Your instructions:
In full and unchanged, output the entries that follow.

Material provided:
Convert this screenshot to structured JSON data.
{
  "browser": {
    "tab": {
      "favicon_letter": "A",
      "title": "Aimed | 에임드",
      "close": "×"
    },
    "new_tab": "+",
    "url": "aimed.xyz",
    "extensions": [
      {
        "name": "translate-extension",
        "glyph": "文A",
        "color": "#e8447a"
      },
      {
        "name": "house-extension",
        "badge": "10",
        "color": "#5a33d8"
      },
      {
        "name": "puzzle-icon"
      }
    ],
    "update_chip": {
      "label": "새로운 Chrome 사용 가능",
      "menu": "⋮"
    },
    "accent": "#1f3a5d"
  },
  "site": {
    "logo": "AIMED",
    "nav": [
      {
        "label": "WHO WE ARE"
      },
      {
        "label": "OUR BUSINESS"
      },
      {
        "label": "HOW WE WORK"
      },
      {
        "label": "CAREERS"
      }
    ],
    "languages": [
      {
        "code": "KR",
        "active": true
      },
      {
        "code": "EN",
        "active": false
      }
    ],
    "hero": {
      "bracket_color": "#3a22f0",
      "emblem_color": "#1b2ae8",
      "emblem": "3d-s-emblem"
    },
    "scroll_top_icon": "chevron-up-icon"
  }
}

Solution:
Convert this screenshot to structured JSON data.
{
  "browser": {
    "tab": {
      "favicon_letter": "A",
      "title": "Aimed | 에임드",
      "close": "×"
    },
    "new_tab": "+",
    "url": "aimed.xyz",
    "extensions": [
      {
        "name": "translate-extension",
        "glyph": "文A",
        "color": "#e8447a"
      },
      {
        "name": "house-extension",
        "badge": "10",
        "color": "#5a33d8"
      },
      {
        "name": "puzzle-icon"
      }
    ],
    "update_chip": {
      "label": "새로운 Chrome 사용 가능",
      "menu": "⋮"
    },
    "accent": "#1f3a5d"
  },
  "site": {
    "logo": "AIMED",
    "nav": [
      {
        "label": "WHO WE ARE"
      },
      {
        "label": "OUR BUSINESS"
      },
      {
        "label": "HOW WE WORK"
      },
      {
        "label": "CAREERS"
      }
    ],
    "languages": [
      {
        "code": "KR",
        "active": true
      },
      {
        "code": "EN",
        "active": false
      }
    ],
    "hero": {
      "bracket_color": "#3a22f0",
      "emblem_color": "#1b2ae8",
      "emblem": "3d-s-emblem"
    },
    "scroll_top_icon": "chevron-up-icon"
  }
}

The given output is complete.